CS: I had just moved to New York and was lucky enough to land a gig at Men’s Journal, my first bona fide publishing job. I was green as green could be—more of a chartreuse.  Magazine baby skates days. I was working in the hallowed halls of Wenner Media and could not be happier (or poorer).  There was the occasional celebrity parading through to meet with Jann, you could get buds from the mailroom guys and I worked with the best bunch of pre-“bro” editors of all time. The soundtrack of the day was some mix of Beth Orton, Elliot Smith, Air and Massive Attack.  Get the picture? Oh, and there was Fred. I never did work with the man but working down the hall from him made me feel kinda special. 


SPD: What magazine and what was it that so enthralled you?
CS: A little preamble here. YM was my first childhood magazine subscription, which was my bible. In college I graduated to Rolling Stone and The New Yorker which made me feel both cool and smart, respectively. Then I joined the industry. Magazines were new. New York was new.  And SPD was this new wonderful family I had discovered.  All first loves, indeed. In those days I digested every magazine I could get my hands on. Mining and learning and discovering and, I see now, developing my voice as a nascent Photo Editor.

I came upon Madison one day and fell hard. Restrained, minimalist thoughtful design and photography. And a shit-ton of black & white. Was there anything more satisfying to see in a magazine (or on the cover, gasp!) in the late 90’s?? I don’t have my copies anymore but I remember Helena Bonham Carter looking badass smoking a ciggie on the cover, Robin Wright (Penn then, maybe?) in perfect icy blueness and Samuel L. Jackson looking smooth as ever. It was both graphic and soft. Edgy but gorgeous and so clean and modern in that moment of time. I think I also liked that it was an indie find. It had a short life but I cherished those deliveries and hoarded my little collection for many years. 

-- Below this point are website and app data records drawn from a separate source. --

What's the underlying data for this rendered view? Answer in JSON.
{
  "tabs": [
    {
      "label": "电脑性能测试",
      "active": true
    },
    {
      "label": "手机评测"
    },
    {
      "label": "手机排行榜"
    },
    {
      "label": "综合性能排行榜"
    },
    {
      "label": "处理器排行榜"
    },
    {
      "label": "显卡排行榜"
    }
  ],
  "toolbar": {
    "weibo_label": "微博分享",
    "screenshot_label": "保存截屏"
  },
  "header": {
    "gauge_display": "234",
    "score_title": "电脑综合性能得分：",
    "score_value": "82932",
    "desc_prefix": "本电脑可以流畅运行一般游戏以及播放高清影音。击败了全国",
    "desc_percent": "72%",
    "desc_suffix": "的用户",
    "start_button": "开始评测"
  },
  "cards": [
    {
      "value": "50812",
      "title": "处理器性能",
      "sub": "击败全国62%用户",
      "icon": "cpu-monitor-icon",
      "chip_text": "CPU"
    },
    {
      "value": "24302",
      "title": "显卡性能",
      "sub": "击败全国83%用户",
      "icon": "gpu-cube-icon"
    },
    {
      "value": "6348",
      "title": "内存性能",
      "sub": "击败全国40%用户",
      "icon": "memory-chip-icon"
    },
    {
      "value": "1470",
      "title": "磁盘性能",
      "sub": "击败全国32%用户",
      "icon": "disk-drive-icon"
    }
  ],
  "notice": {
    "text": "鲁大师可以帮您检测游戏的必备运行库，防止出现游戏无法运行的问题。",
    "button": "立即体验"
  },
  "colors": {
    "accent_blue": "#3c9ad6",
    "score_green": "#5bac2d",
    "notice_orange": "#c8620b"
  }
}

SPD: Do you know now who the creatives were? 
I reached out to Antonia Ludes who was the Creative Director of Madison and Wolfgang Ludes, photographer, and thankfully they got back to me. Antonia was generous enough to share some of her favorite layouts with SPD which you see here.

Of her time making Madison Antonia says, “We created 10 issues per year with a very small team - a labor of love and hard work, but we had the best time.”  Love.

SPD: How does that inform your creative now? 
CS: I learned a lot about editorial photography during this time and Madison is one of many examples. Your pictures have to work hard on their own.  You can’t rely on design to prop them up.  I also find I’m drawn to simplicity and negative space…and black & white!